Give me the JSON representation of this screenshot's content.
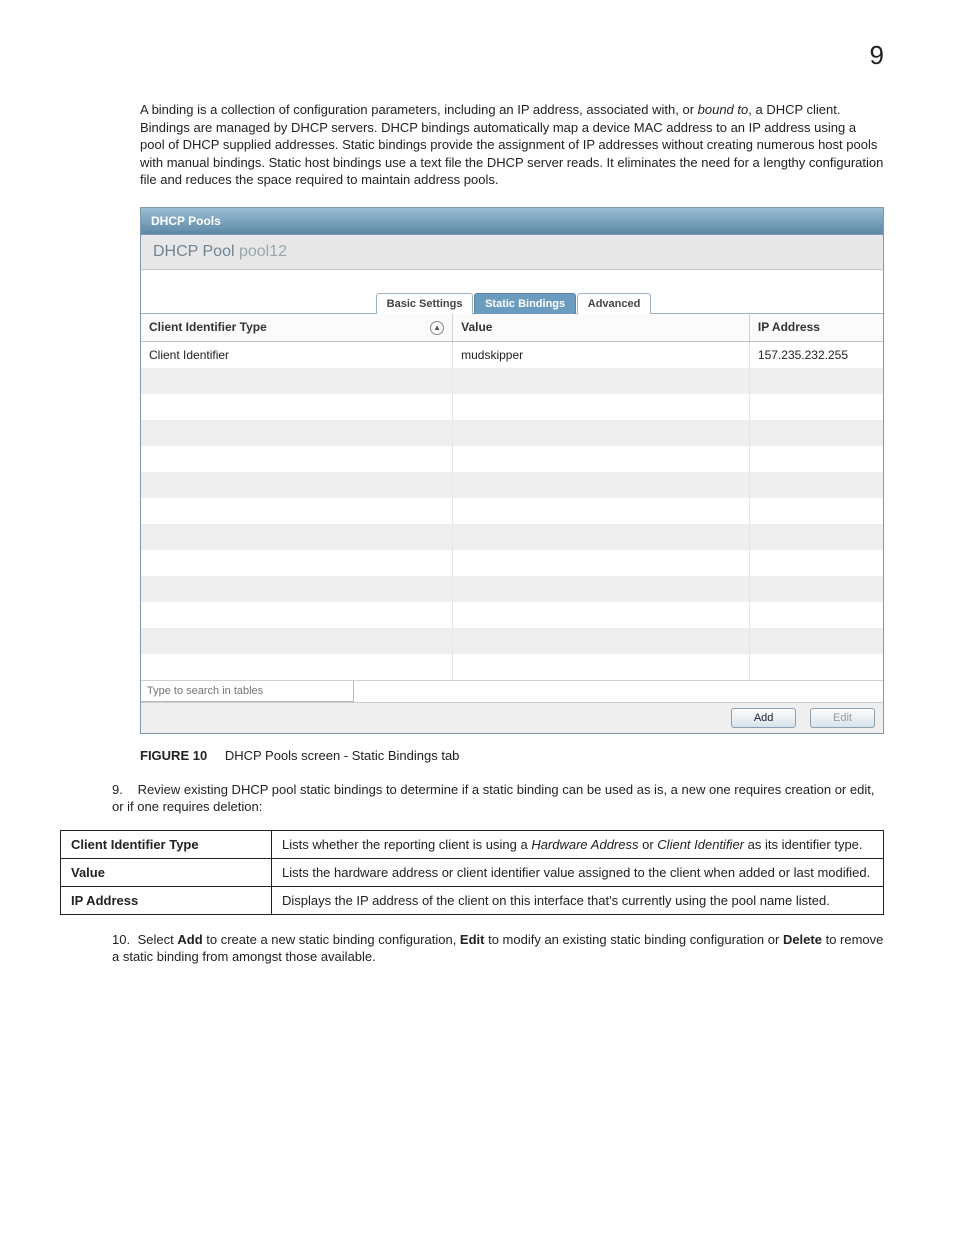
{
  "pageNumber": "9",
  "intro": "A binding is a collection of configuration parameters, including an IP address, associated with, or bound to, a DHCP client. Bindings are managed by DHCP servers. DHCP bindings automatically map a device MAC address to an IP address using a pool of DHCP supplied addresses. Static bindings provide the assignment of IP addresses without creating numerous host pools with manual bindings. Static host bindings use a text file the DHCP server reads. It eliminates the need for a lengthy configuration file and reduces the space required to maintain address pools.",
  "panel": {
    "header": "DHCP Pools",
    "poolLabel": "DHCP Pool",
    "poolName": "pool12",
    "tabs": {
      "basic": "Basic Settings",
      "static": "Static Bindings",
      "advanced": "Advanced"
    },
    "columns": {
      "clientIdType": "Client Identifier Type",
      "value": "Value",
      "ipAddress": "IP Address"
    },
    "rows": [
      {
        "clientIdType": "Client Identifier",
        "value": "mudskipper",
        "ipAddress": "157.235.232.255"
      }
    ],
    "blankRows": 12,
    "searchPlaceholder": "Type to search in tables",
    "buttons": {
      "add": "Add",
      "edit": "Edit"
    }
  },
  "figure": {
    "label": "FIGURE 10",
    "caption": "DHCP Pools screen - Static Bindings tab"
  },
  "step9": {
    "num": "9.",
    "text": "Review existing DHCP pool static bindings to determine if a static binding can be used as is, a new one requires creation or edit, or if one requires deletion:"
  },
  "descTable": [
    {
      "term": "Client Identifier Type",
      "desc_pre": "Lists whether the reporting client is using a ",
      "desc_em1": "Hardware Address",
      "desc_mid": " or ",
      "desc_em2": "Client Identifier",
      "desc_post": " as its identifier type."
    },
    {
      "term": "Value",
      "desc": "Lists the hardware address or client identifier value assigned to the client when added or last modified."
    },
    {
      "term": "IP Address",
      "desc": "Displays the IP address of the client on this interface that's currently using the pool name listed."
    }
  ],
  "step10": {
    "num": "10.",
    "pre": "Select ",
    "b1": "Add",
    "mid1": " to create a new static binding configuration, ",
    "b2": "Edit",
    "mid2": " to modify an existing static binding configuration or ",
    "b3": "Delete",
    "post": " to remove a static binding from amongst those available."
  }
}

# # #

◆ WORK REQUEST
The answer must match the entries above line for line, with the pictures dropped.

◆ TASK RESULT
Give me the JSON representation of this screenshot's content.
{
  "pageNumber": "9",
  "intro": "A binding is a collection of configuration parameters, including an IP address, associated with, or bound to, a DHCP client. Bindings are managed by DHCP servers. DHCP bindings automatically map a device MAC address to an IP address using a pool of DHCP supplied addresses. Static bindings provide the assignment of IP addresses without creating numerous host pools with manual bindings. Static host bindings use a text file the DHCP server reads. It eliminates the need for a lengthy configuration file and reduces the space required to maintain address pools.",
  "panel": {
    "header": "DHCP Pools",
    "poolLabel": "DHCP Pool",
    "poolName": "pool12",
    "tabs": {
      "basic": "Basic Settings",
      "static": "Static Bindings",
      "advanced": "Advanced"
    },
    "columns": {
      "clientIdType": "Client Identifier Type",
      "value": "Value",
      "ipAddress": "IP Address"
    },
    "rows": [
      {
        "clientIdType": "Client Identifier",
        "value": "mudskipper",
        "ipAddress": "157.235.232.255"
      }
    ],
    "blankRows": 12,
    "searchPlaceholder": "Type to search in tables",
    "buttons": {
      "add": "Add",
      "edit": "Edit"
    }
  },
  "figure": {
    "label": "FIGURE 10",
    "caption": "DHCP Pools screen - Static Bindings tab"
  },
  "step9": {
    "num": "9.",
    "text": "Review existing DHCP pool static bindings to determine if a static binding can be used as is, a new one requires creation or edit, or if one requires deletion:"
  },
  "descTable": [
    {
      "term": "Client Identifier Type",
      "desc_pre": "Lists whether the reporting client is using a ",
      "desc_em1": "Hardware Address",
      "desc_mid": " or ",
      "desc_em2": "Client Identifier",
      "desc_post": " as its identifier type."
    },
    {
      "term": "Value",
      "desc": "Lists the hardware address or client identifier value assigned to the client when added or last modified."
    },
    {
      "term": "IP Address",
      "desc": "Displays the IP address of the client on this interface that's currently using the pool name listed."
    }
  ],
  "step10": {
    "num": "10.",
    "pre": "Select ",
    "b1": "Add",
    "mid1": " to create a new static binding configuration, ",
    "b2": "Edit",
    "mid2": " to modify an existing static binding configuration or ",
    "b3": "Delete",
    "post": " to remove a static binding from amongst those available."
  }
}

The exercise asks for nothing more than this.